[Dataset records — start]

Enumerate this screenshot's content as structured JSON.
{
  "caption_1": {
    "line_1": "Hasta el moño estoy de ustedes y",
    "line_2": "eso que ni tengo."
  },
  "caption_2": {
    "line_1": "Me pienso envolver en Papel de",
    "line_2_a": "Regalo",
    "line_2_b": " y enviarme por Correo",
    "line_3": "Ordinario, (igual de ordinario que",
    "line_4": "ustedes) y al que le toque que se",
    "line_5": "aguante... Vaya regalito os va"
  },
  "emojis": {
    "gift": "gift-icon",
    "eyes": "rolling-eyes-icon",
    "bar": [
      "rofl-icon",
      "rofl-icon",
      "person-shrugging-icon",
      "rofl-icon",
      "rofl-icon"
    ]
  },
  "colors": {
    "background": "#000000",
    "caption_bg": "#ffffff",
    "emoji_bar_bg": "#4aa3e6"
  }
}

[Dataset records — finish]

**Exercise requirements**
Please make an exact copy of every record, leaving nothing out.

**Written answer**
Enumerate this screenshot's content as structured JSON.
{
  "caption_1": {
    "line_1": "Hasta el moño estoy de ustedes y",
    "line_2": "eso que ni tengo."
  },
  "caption_2": {
    "line_1": "Me pienso envolver en Papel de",
    "line_2_a": "Regalo",
    "line_2_b": " y enviarme por Correo",
    "line_3": "Ordinario, (igual de ordinario que",
    "line_4": "ustedes) y al que le toque que se",
    "line_5": "aguante... Vaya regalito os va"
  },
  "emojis": {
    "gift": "gift-icon",
    "eyes": "rolling-eyes-icon",
    "bar": [
      "rofl-icon",
      "rofl-icon",
      "person-shrugging-icon",
      "rofl-icon",
      "rofl-icon"
    ]
  },
  "colors": {
    "background": "#000000",
    "caption_bg": "#ffffff",
    "emoji_bar_bg": "#4aa3e6"
  }
}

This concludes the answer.